Some more thoughts:
  • "Chapter Four: Will the Wise" was written by Paul Dichter and directed by Shawn Levy.
  • Dustin is still foolishly keeping it a secret that he found Dart and is keeping it at his house once more. The other friends are still focused on finding it and figuring out if it is connected to either the Upside Down or Will. Instead, Dustin returns home and the action does a slow and creepy shot panning in on the destruction that Dart has done in Dustin's room. It has killed the cat and grown once more. This is a creature that Dustin may not be able to control for much longer.
  • Mike is the only one who shows up at the Byers house after school to check up on Will. Dustin and Lucas are concerned as well. But Mike is the one who Will has confided in about his experiences in the Upside Down. And so, Mike immediately knows about the shadow monster. That forms trust with Joyce immediately even though she doesn't want to expand this circle of information beyond herself and Hopper.

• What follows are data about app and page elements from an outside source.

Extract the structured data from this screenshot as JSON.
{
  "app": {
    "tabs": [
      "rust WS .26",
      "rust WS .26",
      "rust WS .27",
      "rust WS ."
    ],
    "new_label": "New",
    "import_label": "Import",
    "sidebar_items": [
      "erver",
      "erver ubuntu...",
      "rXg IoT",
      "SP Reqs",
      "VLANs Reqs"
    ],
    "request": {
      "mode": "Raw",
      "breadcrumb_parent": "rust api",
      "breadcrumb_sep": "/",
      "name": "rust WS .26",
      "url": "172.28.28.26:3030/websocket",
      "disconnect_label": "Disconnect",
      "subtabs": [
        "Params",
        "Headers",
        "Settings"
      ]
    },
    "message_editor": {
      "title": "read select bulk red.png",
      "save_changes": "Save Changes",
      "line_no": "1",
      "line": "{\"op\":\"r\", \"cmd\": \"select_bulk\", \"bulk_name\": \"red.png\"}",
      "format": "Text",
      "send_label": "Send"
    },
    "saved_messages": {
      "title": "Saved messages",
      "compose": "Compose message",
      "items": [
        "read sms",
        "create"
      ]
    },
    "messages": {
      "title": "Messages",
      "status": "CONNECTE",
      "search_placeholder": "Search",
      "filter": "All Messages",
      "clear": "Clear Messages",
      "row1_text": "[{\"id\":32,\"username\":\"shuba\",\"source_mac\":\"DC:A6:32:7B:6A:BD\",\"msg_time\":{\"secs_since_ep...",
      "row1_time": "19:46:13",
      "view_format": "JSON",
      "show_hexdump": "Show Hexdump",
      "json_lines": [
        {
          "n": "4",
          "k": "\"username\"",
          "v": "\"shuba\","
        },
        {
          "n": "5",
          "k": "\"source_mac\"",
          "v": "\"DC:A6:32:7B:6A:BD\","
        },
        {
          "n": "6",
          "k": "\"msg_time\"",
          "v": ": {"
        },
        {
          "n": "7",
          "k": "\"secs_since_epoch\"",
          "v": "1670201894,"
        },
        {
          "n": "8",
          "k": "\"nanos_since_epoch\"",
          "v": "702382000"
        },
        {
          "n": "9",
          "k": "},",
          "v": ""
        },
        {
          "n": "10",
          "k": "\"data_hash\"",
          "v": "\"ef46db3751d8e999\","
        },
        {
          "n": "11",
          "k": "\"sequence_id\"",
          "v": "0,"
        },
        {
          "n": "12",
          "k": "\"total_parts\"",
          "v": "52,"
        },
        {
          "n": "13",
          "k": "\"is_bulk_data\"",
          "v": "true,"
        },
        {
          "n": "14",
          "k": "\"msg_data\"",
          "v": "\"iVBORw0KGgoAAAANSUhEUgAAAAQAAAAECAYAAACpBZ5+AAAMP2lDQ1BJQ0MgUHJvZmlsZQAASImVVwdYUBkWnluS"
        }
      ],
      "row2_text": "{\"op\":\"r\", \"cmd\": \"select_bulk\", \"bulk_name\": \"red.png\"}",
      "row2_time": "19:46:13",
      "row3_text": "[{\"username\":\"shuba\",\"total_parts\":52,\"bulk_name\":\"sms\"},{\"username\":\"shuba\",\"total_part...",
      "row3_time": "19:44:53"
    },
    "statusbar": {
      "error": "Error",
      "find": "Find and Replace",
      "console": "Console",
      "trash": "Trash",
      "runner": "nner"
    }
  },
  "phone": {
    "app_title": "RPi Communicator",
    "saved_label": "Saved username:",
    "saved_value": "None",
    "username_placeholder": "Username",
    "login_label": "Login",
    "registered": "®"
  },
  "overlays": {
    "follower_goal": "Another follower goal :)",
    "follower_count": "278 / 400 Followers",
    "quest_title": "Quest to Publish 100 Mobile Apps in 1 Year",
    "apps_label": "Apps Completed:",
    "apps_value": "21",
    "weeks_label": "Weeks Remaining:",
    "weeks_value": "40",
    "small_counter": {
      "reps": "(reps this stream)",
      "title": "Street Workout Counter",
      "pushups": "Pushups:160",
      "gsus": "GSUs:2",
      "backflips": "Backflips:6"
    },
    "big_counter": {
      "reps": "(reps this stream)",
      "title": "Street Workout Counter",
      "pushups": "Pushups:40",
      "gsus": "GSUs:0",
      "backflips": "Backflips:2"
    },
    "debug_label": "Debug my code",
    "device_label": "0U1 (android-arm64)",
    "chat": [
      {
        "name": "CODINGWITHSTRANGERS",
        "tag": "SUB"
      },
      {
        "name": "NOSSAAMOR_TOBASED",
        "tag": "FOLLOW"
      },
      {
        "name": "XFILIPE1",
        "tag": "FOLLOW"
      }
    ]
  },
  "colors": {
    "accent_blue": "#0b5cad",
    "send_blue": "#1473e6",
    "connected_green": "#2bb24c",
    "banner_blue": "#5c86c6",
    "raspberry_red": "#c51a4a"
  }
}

  • The show is definitely being a little manipulative with Nancy and Jonathan's story. It makes the audience believe that they are taken by the agents from Hawkins Labs before being able to tell Barb's mother the truth. But in actuality, that was a part of their plan because they needed to get Owens on tape admitting to what happened last year in order to have proof that it actually did. It continues to showcase how Nancy chooses to fight back just like Joyce.
  • Paul Reiser continues to do a wonderful job in making Owens seem genial and compassionate until he starts delivering threats to ensure that people will keep quiet about what's going on in this building. He plays both sides of that personality in his interactions with Nancy and Jonathan. He also shows them the portal to the Upside Down that the scientists are continuing to burn to keep in control - not knowing that it has already spread elsewhere in Hawkins.

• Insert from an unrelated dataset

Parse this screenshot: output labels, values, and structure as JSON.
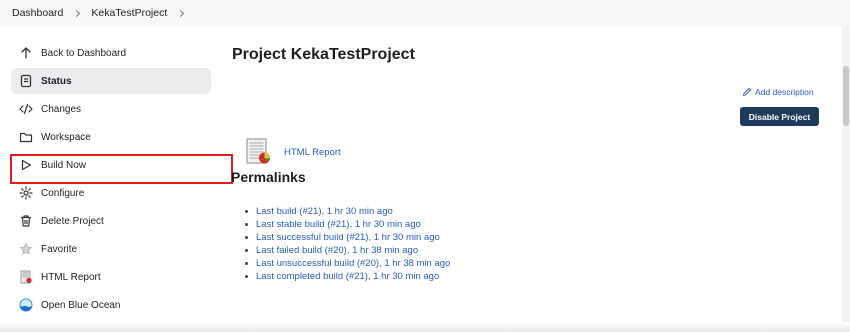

  • Of course, it's also important that the show keeps Jonathan and Bob separate from what's going on with Will, Joyce and Hopper. Jonathan only interacts with his mom and brother when he returns home to see them sharing a bed. That's not anything to worry about for him. And he leaves home before learning what's going on with Will and seeing the chaos that Joyce then spreads out across the floor of the living room.

As noted in previous reviews from this show, every episodic review was written without having seen any succeeding episodes. Similarly, it would be much appreciated if in the comments, the conversation would only revolve around the show up to this point in its run.